This week's parsha
Unless otherwise noted, "This week's Parsha" comprises articles taken from contributors to the Chabad.org website. We show the original author's name here, so that proper attribution is given. For the sake of brevity, footnotes cited in the original author's writings are omitted from this website. If you need to see the citations, please refer to the original articles on the Chabad.org website.
Dealing with the Flood of Life
Do you ever think to yourself: “I’m drowning! I’m swamped with life’s demands!”
Whether it’s slaving away at our jobs, sinking into the insurmountable pile of our bills or worrying about the hundreds of big and little things that challenge us, how can we stay afloat? When life comes rushing at us -- leaving us with a never-ending “To Do” list, and making us feel confused and overwhelmed -- how can we cope?
In this week’s Torah portion, we read about the great flood. The Hebrew word for flood, mabul, also means disorder and confusion. In a world full of disorder, our priorities can become skewed and distorted.
How did Noah handle the overwhelming floodwaters?
The Four Mysteries of King Solomon
Three things are wondrous to me, and four I do not know.
Despite all the wisdom granted to [King] Solomon . . . he was mystified by the Four Kinds. As it is written: “Three things are wondrous to me” -- these are the Passover offering, matzah and maror [eaten at the Passover seder]; “and four I do not know” -- these are the Four Kinds [taken on Sukkot].
On Sukkot, the Torah commands us to take the “Four Kinds” -- the etrog (citron), lulav (an unopened frond of a date palm), hadas (myrtle twig) and aravah (willow twig).
This week's Torah reading starts with the statement "Listen, O heavens, and I will speak; may the earth hear the words of my mouth."

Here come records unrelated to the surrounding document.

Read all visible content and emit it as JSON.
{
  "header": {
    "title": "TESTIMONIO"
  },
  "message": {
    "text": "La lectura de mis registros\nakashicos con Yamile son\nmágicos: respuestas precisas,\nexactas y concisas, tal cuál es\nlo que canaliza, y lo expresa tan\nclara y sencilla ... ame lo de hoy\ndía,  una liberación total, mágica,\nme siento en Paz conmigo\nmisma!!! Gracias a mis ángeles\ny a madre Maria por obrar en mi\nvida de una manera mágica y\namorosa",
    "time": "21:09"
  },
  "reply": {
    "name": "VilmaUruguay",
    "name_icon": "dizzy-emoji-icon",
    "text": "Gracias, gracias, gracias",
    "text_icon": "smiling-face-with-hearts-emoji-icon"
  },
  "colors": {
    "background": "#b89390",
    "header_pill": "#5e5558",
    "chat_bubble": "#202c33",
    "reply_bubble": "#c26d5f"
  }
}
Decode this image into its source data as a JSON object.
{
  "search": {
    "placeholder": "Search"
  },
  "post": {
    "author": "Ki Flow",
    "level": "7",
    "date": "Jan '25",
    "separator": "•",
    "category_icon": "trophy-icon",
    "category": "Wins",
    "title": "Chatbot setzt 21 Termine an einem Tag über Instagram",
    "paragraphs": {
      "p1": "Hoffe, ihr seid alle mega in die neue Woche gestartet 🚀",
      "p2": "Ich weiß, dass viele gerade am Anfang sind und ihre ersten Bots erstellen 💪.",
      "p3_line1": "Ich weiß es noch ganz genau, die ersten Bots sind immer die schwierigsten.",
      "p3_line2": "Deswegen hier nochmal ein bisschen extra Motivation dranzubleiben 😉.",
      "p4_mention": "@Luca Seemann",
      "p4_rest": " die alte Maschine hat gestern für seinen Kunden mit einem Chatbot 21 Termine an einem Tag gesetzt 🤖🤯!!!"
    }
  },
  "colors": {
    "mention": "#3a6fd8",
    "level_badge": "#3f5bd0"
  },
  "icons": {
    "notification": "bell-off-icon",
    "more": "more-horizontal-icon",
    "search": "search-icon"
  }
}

Two different Hebrew words are used for what, at first glance, is the same idea. Regarding the heavens, the verse says ha'azinu, literally "give ear" -- pay heed, listen up, take note, etc. Regarding the earth, the verse uses the word v'tishma, meaning "it shall hear." The commentators mention that this difference is based on the different "customers." When it comes to the heavens (from whom our expectations are naturally higher) a harsher tone is used; whereas regarding the more vulnerable earth the somewhat softer "it shall hear" is used.